** INPUT follows **
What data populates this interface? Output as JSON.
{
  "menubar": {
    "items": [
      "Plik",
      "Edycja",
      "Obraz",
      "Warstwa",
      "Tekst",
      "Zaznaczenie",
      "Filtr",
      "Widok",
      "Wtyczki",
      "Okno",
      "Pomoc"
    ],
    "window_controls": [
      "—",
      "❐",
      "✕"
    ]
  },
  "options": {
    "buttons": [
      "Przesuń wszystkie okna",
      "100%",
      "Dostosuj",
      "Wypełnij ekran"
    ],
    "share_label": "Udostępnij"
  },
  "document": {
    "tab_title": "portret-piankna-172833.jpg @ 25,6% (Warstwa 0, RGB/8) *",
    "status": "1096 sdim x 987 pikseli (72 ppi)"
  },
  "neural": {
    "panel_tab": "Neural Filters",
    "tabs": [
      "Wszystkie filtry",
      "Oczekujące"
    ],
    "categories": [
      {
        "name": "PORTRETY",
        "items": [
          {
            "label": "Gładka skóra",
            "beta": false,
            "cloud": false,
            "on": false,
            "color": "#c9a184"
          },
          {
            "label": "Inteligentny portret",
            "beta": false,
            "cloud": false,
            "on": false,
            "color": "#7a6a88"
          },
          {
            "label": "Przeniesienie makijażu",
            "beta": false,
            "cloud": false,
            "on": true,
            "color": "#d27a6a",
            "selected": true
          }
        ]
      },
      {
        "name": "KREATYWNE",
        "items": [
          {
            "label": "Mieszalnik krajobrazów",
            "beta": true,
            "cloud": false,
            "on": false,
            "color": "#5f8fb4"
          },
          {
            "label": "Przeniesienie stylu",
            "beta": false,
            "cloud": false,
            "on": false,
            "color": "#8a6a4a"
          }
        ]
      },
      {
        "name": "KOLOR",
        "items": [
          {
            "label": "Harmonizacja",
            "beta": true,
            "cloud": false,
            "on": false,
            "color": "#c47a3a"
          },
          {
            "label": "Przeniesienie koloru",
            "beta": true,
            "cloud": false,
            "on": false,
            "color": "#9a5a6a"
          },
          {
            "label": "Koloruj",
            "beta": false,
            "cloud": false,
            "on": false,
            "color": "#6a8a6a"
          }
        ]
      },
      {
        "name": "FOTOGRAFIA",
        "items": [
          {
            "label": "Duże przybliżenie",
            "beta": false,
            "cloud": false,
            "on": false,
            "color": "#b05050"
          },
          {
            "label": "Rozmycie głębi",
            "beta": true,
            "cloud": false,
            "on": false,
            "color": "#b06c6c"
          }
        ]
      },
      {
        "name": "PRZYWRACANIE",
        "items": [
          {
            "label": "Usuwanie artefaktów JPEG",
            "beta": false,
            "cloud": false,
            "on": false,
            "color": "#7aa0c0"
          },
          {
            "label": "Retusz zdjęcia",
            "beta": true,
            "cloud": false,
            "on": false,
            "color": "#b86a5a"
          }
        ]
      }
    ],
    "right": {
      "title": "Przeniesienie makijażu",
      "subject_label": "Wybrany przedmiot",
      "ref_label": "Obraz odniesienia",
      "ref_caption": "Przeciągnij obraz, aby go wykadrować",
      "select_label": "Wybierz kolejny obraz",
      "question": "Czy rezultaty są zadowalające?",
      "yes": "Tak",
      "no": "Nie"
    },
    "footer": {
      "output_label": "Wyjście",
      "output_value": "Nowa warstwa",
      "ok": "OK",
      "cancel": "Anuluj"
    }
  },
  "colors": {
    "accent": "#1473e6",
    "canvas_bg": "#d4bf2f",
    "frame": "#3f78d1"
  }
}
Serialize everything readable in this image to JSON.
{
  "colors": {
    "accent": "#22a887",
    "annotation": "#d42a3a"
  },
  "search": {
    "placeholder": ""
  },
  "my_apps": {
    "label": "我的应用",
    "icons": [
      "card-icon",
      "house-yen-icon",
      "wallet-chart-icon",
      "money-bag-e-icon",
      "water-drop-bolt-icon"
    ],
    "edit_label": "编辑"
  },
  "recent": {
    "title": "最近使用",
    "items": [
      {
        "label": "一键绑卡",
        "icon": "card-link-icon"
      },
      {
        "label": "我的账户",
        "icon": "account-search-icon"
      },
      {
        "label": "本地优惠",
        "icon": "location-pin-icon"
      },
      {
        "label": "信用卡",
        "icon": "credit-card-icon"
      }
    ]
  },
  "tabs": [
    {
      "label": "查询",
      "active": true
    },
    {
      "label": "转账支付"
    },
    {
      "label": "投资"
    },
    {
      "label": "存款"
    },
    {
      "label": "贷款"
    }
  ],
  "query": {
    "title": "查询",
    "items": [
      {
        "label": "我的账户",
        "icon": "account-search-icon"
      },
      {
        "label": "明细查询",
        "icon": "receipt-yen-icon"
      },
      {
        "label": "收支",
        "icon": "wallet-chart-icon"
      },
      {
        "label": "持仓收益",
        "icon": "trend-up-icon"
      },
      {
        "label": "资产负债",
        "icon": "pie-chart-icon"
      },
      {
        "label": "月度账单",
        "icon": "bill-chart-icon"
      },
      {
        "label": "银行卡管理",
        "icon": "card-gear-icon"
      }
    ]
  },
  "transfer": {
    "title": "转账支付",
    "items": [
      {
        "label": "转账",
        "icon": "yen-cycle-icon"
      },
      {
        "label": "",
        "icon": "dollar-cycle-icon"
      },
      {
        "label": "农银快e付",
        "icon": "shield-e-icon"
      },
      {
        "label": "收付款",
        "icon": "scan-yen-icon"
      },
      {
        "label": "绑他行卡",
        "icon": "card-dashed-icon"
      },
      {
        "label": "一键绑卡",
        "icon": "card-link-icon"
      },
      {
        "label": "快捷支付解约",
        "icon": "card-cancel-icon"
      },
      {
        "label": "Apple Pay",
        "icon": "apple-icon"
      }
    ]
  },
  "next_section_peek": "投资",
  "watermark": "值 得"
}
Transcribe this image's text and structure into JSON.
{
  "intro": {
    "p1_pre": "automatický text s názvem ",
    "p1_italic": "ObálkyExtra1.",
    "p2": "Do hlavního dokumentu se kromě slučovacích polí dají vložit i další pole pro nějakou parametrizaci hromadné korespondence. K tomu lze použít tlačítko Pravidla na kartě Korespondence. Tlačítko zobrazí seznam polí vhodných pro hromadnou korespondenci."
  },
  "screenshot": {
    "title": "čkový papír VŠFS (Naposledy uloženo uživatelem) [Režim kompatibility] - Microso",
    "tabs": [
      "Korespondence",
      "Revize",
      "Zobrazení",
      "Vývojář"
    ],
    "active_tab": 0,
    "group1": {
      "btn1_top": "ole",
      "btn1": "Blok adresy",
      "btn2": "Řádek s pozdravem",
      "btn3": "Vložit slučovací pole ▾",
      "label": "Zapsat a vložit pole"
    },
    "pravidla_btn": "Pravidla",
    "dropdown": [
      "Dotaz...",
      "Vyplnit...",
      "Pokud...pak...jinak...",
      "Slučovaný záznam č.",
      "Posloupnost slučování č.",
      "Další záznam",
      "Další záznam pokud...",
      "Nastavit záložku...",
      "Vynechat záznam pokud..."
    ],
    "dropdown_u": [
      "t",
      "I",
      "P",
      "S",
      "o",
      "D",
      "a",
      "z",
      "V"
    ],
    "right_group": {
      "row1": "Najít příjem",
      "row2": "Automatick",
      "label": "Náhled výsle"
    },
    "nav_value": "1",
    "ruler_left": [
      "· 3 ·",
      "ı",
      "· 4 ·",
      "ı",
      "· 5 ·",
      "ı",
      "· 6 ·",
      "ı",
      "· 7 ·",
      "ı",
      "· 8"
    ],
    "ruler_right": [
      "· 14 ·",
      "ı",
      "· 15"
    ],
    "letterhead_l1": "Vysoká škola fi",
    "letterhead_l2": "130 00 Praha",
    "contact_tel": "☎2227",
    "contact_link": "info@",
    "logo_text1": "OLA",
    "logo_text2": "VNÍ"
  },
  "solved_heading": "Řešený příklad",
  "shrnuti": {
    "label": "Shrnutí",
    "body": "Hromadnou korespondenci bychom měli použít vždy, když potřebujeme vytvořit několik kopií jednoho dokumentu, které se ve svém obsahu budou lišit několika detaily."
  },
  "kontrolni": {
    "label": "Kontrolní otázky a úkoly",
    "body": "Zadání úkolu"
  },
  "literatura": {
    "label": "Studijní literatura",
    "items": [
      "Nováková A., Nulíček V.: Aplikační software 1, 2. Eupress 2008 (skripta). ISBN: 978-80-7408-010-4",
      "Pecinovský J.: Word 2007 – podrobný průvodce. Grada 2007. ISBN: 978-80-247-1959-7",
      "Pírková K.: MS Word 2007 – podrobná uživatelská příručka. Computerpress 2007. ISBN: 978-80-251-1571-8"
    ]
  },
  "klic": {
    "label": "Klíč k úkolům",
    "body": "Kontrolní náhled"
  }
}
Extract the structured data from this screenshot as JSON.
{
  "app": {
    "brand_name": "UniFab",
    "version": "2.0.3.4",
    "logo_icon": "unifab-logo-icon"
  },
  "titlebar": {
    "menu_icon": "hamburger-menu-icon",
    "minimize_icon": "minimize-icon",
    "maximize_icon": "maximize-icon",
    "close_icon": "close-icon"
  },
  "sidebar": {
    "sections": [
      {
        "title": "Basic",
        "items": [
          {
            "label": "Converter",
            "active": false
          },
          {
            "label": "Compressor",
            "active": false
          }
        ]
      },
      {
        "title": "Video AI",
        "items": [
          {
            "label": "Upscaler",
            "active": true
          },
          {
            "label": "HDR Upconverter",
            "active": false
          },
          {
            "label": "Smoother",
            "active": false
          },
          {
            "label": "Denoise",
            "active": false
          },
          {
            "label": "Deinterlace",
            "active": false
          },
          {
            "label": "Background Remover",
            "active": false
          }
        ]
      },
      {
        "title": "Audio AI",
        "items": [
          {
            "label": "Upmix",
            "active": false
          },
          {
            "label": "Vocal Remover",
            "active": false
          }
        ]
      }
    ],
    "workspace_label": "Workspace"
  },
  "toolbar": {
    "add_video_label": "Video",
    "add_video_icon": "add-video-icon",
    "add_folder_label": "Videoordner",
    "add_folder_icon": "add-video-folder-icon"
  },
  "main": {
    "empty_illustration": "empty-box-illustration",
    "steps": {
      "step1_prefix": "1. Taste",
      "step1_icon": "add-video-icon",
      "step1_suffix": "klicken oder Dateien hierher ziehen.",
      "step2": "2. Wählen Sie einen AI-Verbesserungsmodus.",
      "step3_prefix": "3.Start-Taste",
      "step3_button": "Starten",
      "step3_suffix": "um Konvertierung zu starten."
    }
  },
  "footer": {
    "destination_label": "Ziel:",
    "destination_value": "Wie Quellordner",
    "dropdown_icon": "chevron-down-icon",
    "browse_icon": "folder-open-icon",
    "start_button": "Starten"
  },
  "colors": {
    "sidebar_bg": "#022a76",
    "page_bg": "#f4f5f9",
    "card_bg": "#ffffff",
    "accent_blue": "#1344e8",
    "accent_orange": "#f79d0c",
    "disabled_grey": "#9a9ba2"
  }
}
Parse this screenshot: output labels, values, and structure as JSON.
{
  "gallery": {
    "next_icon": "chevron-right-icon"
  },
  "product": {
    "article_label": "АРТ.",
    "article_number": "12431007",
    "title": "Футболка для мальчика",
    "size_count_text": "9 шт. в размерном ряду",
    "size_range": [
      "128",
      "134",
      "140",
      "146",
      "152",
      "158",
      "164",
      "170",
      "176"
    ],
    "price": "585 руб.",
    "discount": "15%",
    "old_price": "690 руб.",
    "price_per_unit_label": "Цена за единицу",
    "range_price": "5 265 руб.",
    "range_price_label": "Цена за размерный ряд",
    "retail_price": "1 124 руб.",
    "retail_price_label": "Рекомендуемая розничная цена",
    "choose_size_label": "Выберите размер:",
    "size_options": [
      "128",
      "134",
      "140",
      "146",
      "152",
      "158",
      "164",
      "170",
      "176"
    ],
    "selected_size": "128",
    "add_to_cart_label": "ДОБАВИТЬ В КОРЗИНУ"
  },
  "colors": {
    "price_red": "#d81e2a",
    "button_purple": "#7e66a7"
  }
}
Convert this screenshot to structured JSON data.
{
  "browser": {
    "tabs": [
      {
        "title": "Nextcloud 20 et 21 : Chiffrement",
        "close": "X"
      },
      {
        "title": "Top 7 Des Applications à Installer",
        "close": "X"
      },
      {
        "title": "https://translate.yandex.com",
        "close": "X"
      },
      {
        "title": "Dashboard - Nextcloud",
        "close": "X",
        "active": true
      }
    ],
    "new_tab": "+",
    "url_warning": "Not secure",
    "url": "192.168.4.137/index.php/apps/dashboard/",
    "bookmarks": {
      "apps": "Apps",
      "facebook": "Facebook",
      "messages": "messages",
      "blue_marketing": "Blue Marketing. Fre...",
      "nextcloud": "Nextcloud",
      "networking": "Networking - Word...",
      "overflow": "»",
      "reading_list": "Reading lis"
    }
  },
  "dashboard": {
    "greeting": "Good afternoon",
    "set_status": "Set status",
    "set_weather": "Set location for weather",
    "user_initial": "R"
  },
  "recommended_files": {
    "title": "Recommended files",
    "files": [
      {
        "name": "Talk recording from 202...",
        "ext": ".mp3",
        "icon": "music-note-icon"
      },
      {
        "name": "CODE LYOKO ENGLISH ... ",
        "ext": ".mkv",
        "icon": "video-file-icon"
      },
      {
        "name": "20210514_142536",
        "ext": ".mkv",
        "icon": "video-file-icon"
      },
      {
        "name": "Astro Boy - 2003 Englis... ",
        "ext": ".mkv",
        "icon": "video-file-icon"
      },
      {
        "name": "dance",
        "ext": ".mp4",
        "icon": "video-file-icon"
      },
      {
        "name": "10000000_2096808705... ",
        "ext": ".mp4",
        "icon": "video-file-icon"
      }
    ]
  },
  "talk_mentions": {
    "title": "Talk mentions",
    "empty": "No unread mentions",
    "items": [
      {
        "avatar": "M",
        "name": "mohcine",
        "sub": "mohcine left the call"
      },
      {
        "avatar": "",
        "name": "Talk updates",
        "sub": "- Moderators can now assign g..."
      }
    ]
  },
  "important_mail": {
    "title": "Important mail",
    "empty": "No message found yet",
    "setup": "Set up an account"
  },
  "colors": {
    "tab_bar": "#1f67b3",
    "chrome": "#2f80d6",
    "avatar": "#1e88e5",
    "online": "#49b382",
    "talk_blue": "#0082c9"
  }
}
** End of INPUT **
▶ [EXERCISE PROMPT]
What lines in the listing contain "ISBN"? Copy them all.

▶ [RESPONSE TO THIS EXERCISE]
      "Nováková A., Nulíček V.: Aplikační software 1, 2. Eupress 2008 (skripta). ISBN: 978-80-7408-010-4",
      "Pecinovský J.: Word 2007 – podrobný průvodce. Grada 2007. ISBN: 978-80-247-1959-7",
      "Pírková K.: MS Word 2007 – podrobná uživatelská příručka. Computerpress 2007. ISBN: 978-80-251-1571-8"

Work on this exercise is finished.